----- Supplied entries -----

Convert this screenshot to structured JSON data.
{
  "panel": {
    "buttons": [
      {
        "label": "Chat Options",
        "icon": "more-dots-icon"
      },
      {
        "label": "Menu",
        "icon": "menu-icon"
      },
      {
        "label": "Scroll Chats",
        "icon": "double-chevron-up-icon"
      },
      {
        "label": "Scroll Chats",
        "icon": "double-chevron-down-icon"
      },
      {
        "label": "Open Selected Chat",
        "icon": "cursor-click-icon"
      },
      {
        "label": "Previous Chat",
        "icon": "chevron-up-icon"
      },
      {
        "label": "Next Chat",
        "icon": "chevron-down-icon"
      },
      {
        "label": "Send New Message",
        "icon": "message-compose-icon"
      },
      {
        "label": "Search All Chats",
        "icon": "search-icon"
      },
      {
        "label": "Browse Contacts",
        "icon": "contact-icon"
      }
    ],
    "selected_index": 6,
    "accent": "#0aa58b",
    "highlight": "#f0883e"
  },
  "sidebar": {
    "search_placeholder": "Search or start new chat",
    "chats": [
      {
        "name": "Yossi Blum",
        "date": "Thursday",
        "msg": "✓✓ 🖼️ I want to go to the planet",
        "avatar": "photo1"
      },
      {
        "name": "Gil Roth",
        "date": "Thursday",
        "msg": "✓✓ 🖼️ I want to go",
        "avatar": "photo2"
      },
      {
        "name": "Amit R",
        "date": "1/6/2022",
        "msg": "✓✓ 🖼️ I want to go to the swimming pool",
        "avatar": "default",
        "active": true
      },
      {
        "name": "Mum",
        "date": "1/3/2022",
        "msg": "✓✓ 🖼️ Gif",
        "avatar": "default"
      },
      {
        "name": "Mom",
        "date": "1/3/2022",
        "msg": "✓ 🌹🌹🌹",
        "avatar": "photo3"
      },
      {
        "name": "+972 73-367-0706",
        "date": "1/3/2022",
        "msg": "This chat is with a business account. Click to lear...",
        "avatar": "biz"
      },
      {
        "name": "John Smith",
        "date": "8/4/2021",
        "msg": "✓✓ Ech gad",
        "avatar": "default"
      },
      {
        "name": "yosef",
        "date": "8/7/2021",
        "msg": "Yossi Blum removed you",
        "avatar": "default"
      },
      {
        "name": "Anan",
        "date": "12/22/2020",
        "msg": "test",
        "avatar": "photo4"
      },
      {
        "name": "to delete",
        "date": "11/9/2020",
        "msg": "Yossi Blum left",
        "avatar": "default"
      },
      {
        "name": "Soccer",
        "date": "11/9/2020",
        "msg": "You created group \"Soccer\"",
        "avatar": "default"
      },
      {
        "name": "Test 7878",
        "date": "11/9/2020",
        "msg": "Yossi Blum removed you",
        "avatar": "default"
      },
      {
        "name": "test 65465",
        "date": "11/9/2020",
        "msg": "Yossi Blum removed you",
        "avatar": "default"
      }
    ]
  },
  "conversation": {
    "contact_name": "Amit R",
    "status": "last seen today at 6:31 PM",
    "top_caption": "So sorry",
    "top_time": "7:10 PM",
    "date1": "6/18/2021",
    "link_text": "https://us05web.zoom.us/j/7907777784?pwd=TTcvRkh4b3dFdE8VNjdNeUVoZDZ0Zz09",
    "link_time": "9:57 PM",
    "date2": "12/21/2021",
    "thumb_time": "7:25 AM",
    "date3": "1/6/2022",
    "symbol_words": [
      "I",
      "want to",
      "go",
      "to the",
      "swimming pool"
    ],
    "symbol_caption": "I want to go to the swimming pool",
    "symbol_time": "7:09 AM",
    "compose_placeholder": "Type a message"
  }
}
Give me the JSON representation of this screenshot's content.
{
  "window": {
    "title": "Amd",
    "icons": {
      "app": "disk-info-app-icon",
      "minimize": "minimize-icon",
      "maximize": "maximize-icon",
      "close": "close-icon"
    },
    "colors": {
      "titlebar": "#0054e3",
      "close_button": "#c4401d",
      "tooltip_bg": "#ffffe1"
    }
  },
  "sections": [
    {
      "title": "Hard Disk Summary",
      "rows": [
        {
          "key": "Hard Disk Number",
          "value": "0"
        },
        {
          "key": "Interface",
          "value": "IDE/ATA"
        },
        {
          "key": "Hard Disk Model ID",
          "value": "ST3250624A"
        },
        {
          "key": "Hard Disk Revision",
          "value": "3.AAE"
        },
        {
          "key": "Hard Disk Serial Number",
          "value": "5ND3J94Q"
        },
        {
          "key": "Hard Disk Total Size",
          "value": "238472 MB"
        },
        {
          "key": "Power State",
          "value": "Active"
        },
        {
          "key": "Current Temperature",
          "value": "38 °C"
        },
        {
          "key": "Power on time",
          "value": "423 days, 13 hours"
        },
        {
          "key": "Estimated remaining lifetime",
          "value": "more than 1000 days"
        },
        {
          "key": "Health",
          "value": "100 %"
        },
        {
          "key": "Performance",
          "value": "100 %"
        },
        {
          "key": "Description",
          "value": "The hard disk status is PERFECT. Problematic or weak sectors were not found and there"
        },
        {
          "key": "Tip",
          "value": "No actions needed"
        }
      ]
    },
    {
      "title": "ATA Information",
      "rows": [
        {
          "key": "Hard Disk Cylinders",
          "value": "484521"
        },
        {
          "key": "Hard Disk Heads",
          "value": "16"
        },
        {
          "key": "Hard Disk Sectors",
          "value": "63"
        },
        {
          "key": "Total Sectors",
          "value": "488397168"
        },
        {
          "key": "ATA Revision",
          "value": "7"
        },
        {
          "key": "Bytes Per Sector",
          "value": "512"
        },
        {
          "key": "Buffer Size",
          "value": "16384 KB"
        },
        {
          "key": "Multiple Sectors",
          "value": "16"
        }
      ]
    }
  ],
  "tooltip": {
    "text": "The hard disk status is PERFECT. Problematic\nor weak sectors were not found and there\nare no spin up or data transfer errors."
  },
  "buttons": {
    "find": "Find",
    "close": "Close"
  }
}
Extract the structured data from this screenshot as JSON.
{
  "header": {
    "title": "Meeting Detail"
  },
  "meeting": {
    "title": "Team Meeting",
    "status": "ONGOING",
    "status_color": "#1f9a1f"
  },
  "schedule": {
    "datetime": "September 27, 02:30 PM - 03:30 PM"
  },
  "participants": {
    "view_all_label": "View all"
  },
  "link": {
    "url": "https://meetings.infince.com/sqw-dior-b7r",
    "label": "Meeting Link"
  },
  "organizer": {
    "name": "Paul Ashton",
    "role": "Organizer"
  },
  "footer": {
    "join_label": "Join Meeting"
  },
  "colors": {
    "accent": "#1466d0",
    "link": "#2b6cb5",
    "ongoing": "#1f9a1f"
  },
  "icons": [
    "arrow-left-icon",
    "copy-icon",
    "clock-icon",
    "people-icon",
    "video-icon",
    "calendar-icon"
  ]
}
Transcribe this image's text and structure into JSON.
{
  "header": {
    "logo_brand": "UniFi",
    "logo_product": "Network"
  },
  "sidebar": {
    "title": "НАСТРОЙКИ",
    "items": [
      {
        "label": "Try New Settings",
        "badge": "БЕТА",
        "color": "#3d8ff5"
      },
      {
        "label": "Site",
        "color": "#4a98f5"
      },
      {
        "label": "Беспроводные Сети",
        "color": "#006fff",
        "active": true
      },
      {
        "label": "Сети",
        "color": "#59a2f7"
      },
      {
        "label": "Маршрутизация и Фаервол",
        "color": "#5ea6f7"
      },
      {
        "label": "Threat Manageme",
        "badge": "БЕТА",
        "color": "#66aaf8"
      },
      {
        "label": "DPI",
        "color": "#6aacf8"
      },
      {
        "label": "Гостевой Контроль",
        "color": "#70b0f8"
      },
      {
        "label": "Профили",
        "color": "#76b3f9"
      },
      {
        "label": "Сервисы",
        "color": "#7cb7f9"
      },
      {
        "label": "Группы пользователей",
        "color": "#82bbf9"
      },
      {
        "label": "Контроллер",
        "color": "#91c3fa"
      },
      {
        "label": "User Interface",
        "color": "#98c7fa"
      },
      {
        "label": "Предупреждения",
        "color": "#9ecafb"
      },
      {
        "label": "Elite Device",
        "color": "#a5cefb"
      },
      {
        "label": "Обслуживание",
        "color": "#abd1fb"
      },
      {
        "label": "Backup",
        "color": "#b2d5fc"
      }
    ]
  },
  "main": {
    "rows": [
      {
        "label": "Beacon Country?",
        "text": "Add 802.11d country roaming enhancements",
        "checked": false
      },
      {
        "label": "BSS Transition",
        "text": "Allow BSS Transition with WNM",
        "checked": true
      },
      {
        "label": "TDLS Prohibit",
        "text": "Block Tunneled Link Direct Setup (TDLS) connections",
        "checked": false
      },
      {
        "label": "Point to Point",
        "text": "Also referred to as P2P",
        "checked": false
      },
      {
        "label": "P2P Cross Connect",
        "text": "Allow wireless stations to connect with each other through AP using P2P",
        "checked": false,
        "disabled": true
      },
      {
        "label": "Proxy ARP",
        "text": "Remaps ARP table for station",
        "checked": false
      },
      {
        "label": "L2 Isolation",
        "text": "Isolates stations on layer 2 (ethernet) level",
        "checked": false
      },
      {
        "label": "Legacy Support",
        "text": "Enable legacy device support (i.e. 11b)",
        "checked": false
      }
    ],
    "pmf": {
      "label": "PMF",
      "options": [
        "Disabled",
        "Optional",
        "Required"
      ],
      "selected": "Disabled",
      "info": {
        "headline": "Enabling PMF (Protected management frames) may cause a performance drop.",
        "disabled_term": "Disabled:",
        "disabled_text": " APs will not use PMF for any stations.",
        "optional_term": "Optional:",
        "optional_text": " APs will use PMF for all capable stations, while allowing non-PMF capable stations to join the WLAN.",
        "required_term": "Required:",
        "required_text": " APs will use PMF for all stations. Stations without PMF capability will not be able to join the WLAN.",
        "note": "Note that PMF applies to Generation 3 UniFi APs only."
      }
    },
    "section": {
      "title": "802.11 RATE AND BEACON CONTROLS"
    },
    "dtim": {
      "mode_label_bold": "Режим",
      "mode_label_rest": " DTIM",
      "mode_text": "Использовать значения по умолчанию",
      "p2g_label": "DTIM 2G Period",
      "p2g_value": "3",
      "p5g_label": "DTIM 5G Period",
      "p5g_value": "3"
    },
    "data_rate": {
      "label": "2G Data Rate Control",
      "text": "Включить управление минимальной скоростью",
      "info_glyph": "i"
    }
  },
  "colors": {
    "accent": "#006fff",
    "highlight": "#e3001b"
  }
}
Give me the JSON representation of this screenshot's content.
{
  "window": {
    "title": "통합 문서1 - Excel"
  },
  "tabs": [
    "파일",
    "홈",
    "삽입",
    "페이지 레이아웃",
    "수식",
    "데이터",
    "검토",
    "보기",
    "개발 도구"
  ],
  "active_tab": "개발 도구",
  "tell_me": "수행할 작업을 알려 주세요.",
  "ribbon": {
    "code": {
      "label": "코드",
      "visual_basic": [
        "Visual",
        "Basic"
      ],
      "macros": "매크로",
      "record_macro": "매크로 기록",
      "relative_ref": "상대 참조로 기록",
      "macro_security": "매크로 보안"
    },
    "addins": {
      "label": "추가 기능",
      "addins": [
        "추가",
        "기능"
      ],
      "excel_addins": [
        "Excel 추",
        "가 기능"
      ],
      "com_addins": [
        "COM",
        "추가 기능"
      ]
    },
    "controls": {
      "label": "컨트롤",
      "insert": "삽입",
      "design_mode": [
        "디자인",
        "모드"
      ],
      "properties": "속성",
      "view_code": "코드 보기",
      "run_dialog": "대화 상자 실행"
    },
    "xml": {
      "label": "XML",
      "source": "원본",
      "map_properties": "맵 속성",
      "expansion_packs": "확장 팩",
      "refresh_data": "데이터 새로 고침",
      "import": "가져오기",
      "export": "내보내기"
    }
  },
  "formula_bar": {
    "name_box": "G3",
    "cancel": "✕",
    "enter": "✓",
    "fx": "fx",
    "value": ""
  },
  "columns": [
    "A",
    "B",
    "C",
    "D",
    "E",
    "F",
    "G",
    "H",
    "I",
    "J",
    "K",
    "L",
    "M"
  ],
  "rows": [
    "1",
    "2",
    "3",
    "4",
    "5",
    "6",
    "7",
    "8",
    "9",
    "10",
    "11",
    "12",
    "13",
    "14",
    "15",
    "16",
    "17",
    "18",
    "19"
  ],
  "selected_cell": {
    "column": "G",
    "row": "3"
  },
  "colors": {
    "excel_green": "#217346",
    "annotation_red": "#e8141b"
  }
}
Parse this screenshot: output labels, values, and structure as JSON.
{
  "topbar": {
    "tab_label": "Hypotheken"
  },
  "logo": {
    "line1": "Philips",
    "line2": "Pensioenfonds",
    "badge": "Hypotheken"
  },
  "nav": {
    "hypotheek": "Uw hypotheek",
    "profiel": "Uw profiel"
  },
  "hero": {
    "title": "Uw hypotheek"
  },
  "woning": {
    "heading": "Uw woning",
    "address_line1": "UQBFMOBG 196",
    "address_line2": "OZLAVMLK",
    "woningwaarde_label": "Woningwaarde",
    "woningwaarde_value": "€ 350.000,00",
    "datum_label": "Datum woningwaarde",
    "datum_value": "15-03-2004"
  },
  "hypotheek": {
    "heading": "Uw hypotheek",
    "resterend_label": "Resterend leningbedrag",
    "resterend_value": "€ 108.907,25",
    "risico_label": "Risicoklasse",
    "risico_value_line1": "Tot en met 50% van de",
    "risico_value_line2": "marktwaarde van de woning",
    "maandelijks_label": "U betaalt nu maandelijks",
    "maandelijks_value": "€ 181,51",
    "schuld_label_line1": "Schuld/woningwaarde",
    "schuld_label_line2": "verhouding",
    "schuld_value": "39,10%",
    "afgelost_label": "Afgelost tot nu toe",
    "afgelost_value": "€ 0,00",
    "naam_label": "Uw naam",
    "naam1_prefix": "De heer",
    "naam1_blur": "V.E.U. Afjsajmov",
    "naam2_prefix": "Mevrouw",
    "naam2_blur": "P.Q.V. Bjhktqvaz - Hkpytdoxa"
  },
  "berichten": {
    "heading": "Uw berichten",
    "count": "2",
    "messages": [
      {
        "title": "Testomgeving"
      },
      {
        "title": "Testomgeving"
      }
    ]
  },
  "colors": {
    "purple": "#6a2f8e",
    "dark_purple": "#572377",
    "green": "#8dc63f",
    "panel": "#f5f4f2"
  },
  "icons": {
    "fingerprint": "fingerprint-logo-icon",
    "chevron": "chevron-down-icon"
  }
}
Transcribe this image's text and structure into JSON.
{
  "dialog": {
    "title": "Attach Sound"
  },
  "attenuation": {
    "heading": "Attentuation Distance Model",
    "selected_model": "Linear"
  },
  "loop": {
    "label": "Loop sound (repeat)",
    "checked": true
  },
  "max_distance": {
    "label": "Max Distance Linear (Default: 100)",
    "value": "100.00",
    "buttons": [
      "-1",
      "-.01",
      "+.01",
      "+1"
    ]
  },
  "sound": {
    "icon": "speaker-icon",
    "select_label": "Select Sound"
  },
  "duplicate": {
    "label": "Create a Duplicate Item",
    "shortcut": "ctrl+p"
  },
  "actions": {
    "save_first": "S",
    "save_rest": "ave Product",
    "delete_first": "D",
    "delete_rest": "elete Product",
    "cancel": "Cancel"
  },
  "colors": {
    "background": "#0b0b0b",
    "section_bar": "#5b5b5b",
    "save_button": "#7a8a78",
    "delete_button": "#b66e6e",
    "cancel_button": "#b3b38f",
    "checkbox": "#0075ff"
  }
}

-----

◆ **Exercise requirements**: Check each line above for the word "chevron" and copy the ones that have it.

◆ **Solved problem**:
        "icon": "double-chevron-up-icon"
        "icon": "double-chevron-down-icon"
        "icon": "chevron-up-icon"
        "icon": "chevron-down-icon"
    "chevron": "chevron-down-icon"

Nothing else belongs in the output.